- _Assigned task_: Could you copy each line of the listing that holds "condition"?

- _Source information_:
____
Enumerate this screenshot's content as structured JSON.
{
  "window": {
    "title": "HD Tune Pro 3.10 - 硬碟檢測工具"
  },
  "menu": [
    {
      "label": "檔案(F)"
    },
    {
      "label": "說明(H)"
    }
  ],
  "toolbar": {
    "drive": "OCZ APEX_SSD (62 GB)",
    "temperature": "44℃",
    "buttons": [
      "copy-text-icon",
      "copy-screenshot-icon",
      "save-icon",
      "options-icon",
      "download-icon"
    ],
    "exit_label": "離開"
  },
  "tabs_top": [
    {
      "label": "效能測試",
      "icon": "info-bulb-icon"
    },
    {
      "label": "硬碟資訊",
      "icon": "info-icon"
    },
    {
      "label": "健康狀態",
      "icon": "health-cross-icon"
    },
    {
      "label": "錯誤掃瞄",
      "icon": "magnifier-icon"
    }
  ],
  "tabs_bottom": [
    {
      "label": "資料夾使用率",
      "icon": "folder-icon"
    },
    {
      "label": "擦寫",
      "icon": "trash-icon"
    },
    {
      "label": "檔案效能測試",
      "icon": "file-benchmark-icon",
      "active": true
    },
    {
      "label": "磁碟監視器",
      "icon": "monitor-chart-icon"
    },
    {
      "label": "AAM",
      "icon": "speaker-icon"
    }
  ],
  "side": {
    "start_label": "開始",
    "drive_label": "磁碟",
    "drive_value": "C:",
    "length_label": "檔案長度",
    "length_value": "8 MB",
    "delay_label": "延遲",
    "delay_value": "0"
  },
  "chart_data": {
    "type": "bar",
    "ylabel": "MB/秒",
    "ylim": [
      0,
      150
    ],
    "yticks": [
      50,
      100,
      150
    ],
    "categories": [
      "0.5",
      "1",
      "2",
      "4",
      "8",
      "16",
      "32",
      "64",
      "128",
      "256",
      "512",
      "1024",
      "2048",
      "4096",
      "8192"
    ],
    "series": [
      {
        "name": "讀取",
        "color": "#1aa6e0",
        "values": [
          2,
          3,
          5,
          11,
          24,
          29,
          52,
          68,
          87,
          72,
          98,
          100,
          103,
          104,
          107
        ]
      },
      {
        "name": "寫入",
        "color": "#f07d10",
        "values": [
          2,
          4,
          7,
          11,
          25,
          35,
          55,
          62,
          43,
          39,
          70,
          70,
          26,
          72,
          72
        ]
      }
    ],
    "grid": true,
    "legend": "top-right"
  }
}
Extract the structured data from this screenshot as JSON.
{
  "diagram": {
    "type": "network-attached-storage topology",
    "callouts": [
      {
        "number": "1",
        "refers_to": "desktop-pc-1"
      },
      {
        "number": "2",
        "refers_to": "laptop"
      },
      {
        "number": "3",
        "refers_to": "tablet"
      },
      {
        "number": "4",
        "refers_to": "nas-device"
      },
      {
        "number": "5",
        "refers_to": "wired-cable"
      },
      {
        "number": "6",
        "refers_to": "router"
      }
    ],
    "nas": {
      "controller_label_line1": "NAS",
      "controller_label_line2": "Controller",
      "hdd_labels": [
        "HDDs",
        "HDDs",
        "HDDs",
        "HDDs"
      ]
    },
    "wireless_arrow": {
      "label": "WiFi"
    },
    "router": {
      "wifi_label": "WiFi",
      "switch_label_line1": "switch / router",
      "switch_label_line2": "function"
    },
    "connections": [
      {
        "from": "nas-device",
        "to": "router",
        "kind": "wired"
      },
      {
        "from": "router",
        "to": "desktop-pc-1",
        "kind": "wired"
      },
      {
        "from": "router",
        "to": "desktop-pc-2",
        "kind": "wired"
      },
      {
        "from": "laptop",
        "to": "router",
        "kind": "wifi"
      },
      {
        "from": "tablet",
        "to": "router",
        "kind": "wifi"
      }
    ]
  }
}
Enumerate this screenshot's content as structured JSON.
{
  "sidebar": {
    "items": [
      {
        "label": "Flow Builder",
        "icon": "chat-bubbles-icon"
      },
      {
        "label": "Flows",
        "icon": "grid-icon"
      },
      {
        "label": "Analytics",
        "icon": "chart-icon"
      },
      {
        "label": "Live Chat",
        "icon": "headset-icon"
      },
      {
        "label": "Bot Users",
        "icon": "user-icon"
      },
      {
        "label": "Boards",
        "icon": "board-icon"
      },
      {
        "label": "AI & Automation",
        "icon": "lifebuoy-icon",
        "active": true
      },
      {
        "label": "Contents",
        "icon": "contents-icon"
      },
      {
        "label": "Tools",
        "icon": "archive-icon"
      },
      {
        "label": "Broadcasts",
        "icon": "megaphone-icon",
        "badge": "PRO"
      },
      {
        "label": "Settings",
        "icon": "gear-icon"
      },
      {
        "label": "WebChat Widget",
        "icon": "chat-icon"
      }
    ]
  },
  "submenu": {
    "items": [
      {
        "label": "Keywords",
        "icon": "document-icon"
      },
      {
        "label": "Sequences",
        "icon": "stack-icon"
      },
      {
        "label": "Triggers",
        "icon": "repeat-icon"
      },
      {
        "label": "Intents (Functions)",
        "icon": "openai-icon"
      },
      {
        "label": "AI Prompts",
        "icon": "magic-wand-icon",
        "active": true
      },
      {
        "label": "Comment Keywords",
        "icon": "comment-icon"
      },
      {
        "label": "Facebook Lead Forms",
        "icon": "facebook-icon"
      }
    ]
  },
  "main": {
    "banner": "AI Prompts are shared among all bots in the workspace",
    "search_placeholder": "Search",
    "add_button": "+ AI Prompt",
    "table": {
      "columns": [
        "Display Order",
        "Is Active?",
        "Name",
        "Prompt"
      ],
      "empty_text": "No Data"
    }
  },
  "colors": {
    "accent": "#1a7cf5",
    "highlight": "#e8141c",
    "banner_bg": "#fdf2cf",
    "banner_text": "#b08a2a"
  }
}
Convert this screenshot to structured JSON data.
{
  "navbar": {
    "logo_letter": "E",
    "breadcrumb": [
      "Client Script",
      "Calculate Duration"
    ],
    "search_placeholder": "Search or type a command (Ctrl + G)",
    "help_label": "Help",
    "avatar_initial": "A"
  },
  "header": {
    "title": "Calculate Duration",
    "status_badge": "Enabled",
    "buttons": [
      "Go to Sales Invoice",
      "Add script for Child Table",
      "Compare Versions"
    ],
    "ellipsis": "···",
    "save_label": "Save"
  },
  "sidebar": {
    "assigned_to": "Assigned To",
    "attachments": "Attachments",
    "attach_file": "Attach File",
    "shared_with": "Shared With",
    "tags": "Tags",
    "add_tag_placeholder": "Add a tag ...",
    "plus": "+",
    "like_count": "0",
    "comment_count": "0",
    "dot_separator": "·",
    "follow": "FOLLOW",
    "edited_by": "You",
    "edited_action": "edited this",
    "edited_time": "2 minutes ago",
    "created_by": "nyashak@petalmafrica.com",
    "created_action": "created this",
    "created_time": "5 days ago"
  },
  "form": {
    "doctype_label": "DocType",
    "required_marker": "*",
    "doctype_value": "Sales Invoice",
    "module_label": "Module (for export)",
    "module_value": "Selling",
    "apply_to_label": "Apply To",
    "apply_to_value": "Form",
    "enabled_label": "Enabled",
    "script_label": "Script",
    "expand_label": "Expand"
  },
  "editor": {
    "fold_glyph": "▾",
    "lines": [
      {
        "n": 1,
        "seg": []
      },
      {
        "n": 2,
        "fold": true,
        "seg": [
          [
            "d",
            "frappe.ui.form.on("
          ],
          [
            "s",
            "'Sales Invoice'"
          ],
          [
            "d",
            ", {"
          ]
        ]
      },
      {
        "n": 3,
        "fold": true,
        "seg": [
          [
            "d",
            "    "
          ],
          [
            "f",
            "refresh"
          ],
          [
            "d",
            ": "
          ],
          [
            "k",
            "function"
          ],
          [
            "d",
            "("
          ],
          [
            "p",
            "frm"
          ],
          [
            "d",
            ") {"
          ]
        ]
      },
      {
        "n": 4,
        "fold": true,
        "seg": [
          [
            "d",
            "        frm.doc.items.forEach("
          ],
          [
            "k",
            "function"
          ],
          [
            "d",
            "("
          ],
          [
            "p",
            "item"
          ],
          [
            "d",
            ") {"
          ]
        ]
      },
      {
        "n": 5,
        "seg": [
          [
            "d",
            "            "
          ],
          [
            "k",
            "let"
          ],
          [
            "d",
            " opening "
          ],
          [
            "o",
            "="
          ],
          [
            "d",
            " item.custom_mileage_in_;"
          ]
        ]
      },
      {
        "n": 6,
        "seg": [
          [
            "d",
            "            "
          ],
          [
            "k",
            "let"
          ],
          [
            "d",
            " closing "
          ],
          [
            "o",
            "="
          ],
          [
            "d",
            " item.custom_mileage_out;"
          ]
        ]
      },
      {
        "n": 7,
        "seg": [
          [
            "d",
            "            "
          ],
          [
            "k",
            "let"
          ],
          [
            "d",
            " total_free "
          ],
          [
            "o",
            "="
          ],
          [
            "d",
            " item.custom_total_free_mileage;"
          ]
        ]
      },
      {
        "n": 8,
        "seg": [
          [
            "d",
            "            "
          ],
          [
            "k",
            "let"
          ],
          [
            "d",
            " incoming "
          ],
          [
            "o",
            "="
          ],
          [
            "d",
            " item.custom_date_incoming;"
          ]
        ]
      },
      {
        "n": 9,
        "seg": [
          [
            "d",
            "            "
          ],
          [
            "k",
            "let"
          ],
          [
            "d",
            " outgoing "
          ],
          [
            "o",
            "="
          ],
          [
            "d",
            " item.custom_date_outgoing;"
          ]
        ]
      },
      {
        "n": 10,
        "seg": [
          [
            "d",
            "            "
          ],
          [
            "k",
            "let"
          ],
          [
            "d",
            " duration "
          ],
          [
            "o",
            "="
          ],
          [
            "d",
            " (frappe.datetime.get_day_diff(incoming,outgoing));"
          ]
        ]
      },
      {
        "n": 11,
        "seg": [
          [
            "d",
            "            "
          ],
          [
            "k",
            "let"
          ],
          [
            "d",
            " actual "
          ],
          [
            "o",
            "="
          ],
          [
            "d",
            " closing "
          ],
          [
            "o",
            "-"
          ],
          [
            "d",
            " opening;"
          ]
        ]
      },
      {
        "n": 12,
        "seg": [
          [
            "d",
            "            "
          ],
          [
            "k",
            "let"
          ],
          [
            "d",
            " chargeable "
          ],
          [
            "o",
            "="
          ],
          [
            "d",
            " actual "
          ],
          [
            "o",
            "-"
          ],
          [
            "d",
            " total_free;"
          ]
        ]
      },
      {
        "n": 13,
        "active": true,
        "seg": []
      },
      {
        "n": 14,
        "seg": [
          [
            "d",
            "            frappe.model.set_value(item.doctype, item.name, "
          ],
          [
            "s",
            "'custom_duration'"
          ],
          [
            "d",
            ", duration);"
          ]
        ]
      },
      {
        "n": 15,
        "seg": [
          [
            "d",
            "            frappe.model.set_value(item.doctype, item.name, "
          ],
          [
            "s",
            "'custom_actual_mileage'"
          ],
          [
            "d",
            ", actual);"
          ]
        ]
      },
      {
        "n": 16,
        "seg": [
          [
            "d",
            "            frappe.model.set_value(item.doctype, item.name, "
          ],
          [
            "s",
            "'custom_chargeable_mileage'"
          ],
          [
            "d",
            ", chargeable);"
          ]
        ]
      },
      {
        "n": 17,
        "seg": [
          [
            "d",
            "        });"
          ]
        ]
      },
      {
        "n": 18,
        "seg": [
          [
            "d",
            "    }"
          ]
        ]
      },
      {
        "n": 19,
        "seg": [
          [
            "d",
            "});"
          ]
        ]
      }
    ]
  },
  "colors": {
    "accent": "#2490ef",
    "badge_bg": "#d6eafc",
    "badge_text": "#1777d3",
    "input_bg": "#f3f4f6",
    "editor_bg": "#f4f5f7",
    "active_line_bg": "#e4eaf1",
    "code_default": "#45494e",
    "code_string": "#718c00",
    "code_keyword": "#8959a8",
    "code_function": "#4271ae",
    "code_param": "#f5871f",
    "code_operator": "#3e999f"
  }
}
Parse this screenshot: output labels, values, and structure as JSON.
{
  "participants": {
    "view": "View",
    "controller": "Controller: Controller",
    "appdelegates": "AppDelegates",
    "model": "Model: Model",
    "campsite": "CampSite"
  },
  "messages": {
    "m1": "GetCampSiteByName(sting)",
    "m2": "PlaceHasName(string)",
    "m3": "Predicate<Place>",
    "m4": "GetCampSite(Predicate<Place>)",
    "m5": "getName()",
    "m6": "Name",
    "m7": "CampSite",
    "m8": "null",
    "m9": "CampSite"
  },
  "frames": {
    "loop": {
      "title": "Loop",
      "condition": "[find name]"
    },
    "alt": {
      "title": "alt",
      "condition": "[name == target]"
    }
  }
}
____
- _Response box_:
      "condition": "[find name]"
      "condition": "[name == target]"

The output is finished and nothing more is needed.